Ottawa's public transit strike wasn't just bad for the pocketbooks of the city's transit employees. It was also costly for the city administration, with $5.9 million in direct costs, according to an audit released Wednesday.
The audit report found that wage and fuel savings were more than offset by lost pass and ticket revenue. City council gave transit riders generous deals to entice them back to transit after the 58-day stoppage of service.
But the city also had increased costs, such as $558,000 for increased snow removal, $362,000 for increased security and $400,000 to compensate colleges and universities to operate shuttle services.
The city initially said it was saving about $3 million a week during the strike.

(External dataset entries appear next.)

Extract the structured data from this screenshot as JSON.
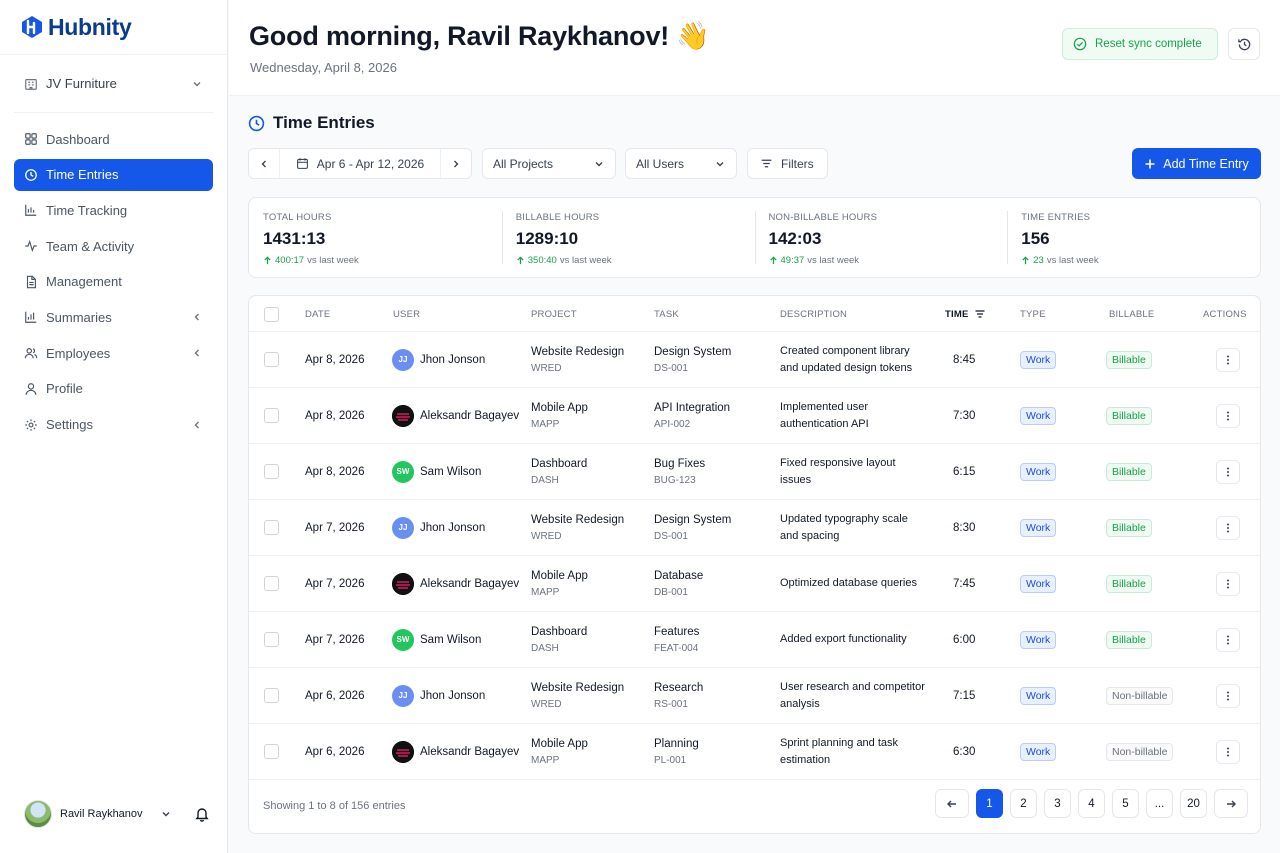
{
  "brand": {
    "name": "Hubnity",
    "color": "#0b3b8c",
    "accent": "#1557e8"
  },
  "sidebar": {
    "workspace": "JV Furniture",
    "items": [
      {
        "label": "Dashboard",
        "icon": "dashboard-icon",
        "active": false
      },
      {
        "label": "Time Entries",
        "icon": "clock-icon",
        "active": true
      },
      {
        "label": "Time Tracking",
        "icon": "bar-chart-icon",
        "active": false
      },
      {
        "label": "Team & Activity",
        "icon": "activity-icon",
        "active": false
      },
      {
        "label": "Management",
        "icon": "document-icon",
        "active": false
      },
      {
        "label": "Summaries",
        "icon": "bar-chart-icon",
        "active": false,
        "expandable": true
      },
      {
        "label": "Employees",
        "icon": "users-icon",
        "active": false,
        "expandable": true
      },
      {
        "label": "Profile",
        "icon": "user-icon",
        "active": false
      },
      {
        "label": "Settings",
        "icon": "gear-icon",
        "active": false,
        "expandable": true
      }
    ],
    "user": {
      "name": "Ravil Raykhanov"
    }
  },
  "header": {
    "greeting": "Good morning, Ravil Raykhanov! 👋",
    "date": "Wednesday, April 8, 2026",
    "sync_status": "Reset sync complete"
  },
  "section": {
    "title": "Time Entries"
  },
  "toolbar": {
    "date_range": "Apr 6 - Apr 12, 2026",
    "projects": "All Projects",
    "users": "All Users",
    "filters": "Filters",
    "add": "Add Time Entry"
  },
  "stats": [
    {
      "label": "TOTAL HOURS",
      "value": "1431:13",
      "change": "400:17",
      "suffix": "vs last week"
    },
    {
      "label": "BILLABLE HOURS",
      "value": "1289:10",
      "change": "350:40",
      "suffix": "vs last week"
    },
    {
      "label": "NON-BILLABLE HOURS",
      "value": "142:03",
      "change": "49:37",
      "suffix": "vs last week"
    },
    {
      "label": "TIME ENTRIES",
      "value": "156",
      "change": "23",
      "suffix": "vs last week"
    }
  ],
  "table": {
    "columns": {
      "date": "DATE",
      "user": "USER",
      "project": "PROJECT",
      "task": "TASK",
      "description": "DESCRIPTION",
      "time": "TIME",
      "type": "TYPE",
      "billable": "BILLABLE",
      "actions": "ACTIONS"
    },
    "rows": [
      {
        "date": "Apr 8, 2026",
        "initials": "JJ",
        "avatar_color": "#6b8ff0",
        "user": "Jhon Jonson",
        "project": "Website Redesign",
        "project_code": "WRED",
        "task": "Design System",
        "task_code": "DS-001",
        "description": "Created component library and updated design tokens",
        "time": "8:45",
        "type": "Work",
        "billable": "Billable"
      },
      {
        "date": "Apr 8, 2026",
        "initials": "",
        "avatar_color": "#111111",
        "user": "Aleksandr Bagayev",
        "project": "Mobile App",
        "project_code": "MAPP",
        "task": "API Integration",
        "task_code": "API-002",
        "description": "Implemented user authentication API",
        "time": "7:30",
        "type": "Work",
        "billable": "Billable"
      },
      {
        "date": "Apr 8, 2026",
        "initials": "SW",
        "avatar_color": "#22c55e",
        "user": "Sam Wilson",
        "project": "Dashboard",
        "project_code": "DASH",
        "task": "Bug Fixes",
        "task_code": "BUG-123",
        "description": "Fixed responsive layout issues",
        "time": "6:15",
        "type": "Work",
        "billable": "Billable"
      },
      {
        "date": "Apr 7, 2026",
        "initials": "JJ",
        "avatar_color": "#6b8ff0",
        "user": "Jhon Jonson",
        "project": "Website Redesign",
        "project_code": "WRED",
        "task": "Design System",
        "task_code": "DS-001",
        "description": "Updated typography scale and spacing",
        "time": "8:30",
        "type": "Work",
        "billable": "Billable"
      },
      {
        "date": "Apr 7, 2026",
        "initials": "",
        "avatar_color": "#111111",
        "user": "Aleksandr Bagayev",
        "project": "Mobile App",
        "project_code": "MAPP",
        "task": "Database",
        "task_code": "DB-001",
        "description": "Optimized database queries",
        "time": "7:45",
        "type": "Work",
        "billable": "Billable"
      },
      {
        "date": "Apr 7, 2026",
        "initials": "SW",
        "avatar_color": "#22c55e",
        "user": "Sam Wilson",
        "project": "Dashboard",
        "project_code": "DASH",
        "task": "Features",
        "task_code": "FEAT-004",
        "description": "Added export functionality",
        "time": "6:00",
        "type": "Work",
        "billable": "Billable"
      },
      {
        "date": "Apr 6, 2026",
        "initials": "JJ",
        "avatar_color": "#6b8ff0",
        "user": "Jhon Jonson",
        "project": "Website Redesign",
        "project_code": "WRED",
        "task": "Research",
        "task_code": "RS-001",
        "description": "User research and competitor analysis",
        "time": "7:15",
        "type": "Work",
        "billable": "Non-billable"
      },
      {
        "date": "Apr 6, 2026",
        "initials": "",
        "avatar_color": "#111111",
        "user": "Aleksandr Bagayev",
        "project": "Mobile App",
        "project_code": "MAPP",
        "task": "Planning",
        "task_code": "PL-001",
        "description": "Sprint planning and task estimation",
        "time": "6:30",
        "type": "Work",
        "billable": "Non-billable"
      }
    ]
  },
  "pagination": {
    "showing": "Showing 1 to 8 of 156 entries",
    "pages": [
      "1",
      "2",
      "3",
      "4",
      "5",
      "...",
      "20"
    ],
    "current": "1"
  }
}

The auditor wasn't looking at the cost of the 53-day strike to citizens and businesses, which were estimated to be in the millions of dollars each day.